DATA PROVIDED ->
■ ■ ■ ■ ■

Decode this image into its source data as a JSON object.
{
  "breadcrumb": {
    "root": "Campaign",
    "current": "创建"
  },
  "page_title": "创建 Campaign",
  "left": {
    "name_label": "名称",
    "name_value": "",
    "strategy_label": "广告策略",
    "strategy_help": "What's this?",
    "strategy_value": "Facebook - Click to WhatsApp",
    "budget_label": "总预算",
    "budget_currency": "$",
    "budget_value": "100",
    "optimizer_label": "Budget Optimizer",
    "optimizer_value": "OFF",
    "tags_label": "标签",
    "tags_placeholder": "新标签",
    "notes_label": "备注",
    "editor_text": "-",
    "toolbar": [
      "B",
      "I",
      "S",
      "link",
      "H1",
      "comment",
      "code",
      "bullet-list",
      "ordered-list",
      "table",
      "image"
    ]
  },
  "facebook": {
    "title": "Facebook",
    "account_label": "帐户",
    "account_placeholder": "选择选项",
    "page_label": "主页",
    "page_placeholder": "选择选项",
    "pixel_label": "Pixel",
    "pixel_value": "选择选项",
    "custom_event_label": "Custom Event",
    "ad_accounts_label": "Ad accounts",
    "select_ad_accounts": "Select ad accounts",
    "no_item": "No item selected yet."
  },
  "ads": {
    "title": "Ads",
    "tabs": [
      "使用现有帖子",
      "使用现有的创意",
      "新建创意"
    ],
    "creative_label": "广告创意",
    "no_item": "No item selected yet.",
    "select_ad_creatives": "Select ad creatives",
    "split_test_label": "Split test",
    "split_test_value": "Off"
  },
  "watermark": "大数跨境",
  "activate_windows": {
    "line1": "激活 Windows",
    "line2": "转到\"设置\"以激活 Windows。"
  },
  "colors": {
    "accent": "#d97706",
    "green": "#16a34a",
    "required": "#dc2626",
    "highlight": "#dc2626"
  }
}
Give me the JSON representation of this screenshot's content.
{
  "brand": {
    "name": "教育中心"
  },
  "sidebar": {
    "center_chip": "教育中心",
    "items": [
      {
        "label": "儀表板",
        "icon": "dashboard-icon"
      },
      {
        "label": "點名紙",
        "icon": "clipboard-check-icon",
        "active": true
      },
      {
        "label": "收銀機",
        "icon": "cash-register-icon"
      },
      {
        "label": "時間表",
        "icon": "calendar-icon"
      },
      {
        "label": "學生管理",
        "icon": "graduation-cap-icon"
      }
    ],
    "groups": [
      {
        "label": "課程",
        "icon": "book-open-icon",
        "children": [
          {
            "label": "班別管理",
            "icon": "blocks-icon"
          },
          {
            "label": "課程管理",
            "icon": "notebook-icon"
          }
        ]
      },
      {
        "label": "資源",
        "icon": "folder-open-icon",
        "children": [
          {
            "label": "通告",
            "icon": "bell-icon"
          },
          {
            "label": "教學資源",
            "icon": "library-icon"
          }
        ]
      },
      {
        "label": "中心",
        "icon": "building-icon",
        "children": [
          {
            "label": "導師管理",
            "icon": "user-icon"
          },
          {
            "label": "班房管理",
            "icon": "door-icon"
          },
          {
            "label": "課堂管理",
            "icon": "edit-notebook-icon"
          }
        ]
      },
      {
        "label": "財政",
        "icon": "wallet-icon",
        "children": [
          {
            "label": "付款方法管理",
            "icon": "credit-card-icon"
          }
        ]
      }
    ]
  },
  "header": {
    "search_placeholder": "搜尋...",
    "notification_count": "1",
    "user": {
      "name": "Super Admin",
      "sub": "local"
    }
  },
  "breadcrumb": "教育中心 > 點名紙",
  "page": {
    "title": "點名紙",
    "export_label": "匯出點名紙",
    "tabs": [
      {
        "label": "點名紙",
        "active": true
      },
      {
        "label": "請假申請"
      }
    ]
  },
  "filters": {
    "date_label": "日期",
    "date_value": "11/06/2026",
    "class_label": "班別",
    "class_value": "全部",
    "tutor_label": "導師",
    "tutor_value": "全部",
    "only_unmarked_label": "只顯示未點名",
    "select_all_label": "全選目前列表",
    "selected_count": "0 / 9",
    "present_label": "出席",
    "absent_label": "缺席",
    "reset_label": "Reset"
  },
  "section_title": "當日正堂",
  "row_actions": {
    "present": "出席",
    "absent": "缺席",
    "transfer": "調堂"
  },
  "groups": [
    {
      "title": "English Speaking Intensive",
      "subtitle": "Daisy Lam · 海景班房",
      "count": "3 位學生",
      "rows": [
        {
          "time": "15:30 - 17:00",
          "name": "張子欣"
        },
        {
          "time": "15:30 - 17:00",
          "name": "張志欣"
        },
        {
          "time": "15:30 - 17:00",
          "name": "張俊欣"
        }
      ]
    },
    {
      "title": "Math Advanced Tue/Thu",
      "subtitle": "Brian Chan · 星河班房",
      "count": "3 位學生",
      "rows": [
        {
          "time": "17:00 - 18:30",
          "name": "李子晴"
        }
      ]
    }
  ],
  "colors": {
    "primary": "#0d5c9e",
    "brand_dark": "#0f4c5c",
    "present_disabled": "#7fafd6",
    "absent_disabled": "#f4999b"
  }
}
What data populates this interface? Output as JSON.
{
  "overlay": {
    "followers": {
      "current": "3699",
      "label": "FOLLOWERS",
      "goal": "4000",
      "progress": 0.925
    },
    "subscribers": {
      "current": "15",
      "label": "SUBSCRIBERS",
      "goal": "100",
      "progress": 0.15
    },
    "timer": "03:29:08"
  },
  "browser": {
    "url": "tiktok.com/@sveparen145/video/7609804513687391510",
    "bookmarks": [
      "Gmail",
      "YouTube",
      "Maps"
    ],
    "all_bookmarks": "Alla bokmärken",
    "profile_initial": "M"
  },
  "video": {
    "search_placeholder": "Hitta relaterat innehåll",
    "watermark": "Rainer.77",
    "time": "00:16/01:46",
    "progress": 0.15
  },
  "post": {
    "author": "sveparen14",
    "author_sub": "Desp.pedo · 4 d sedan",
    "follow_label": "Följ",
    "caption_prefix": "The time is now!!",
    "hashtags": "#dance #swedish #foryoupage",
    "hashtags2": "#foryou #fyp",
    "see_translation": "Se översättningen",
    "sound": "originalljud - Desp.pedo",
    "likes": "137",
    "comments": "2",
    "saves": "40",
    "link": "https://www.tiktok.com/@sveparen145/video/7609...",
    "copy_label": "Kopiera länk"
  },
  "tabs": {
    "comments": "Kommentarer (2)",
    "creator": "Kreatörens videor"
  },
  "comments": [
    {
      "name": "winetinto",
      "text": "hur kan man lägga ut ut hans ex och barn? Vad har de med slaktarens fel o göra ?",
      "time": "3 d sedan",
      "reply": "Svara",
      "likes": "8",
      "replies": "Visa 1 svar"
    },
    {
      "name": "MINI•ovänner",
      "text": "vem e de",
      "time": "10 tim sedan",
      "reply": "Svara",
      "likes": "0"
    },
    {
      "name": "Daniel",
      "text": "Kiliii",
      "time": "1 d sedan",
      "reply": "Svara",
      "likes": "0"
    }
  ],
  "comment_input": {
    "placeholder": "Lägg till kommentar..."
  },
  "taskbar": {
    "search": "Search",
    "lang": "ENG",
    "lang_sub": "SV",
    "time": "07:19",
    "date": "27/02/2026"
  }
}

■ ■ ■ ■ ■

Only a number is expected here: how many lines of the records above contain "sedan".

4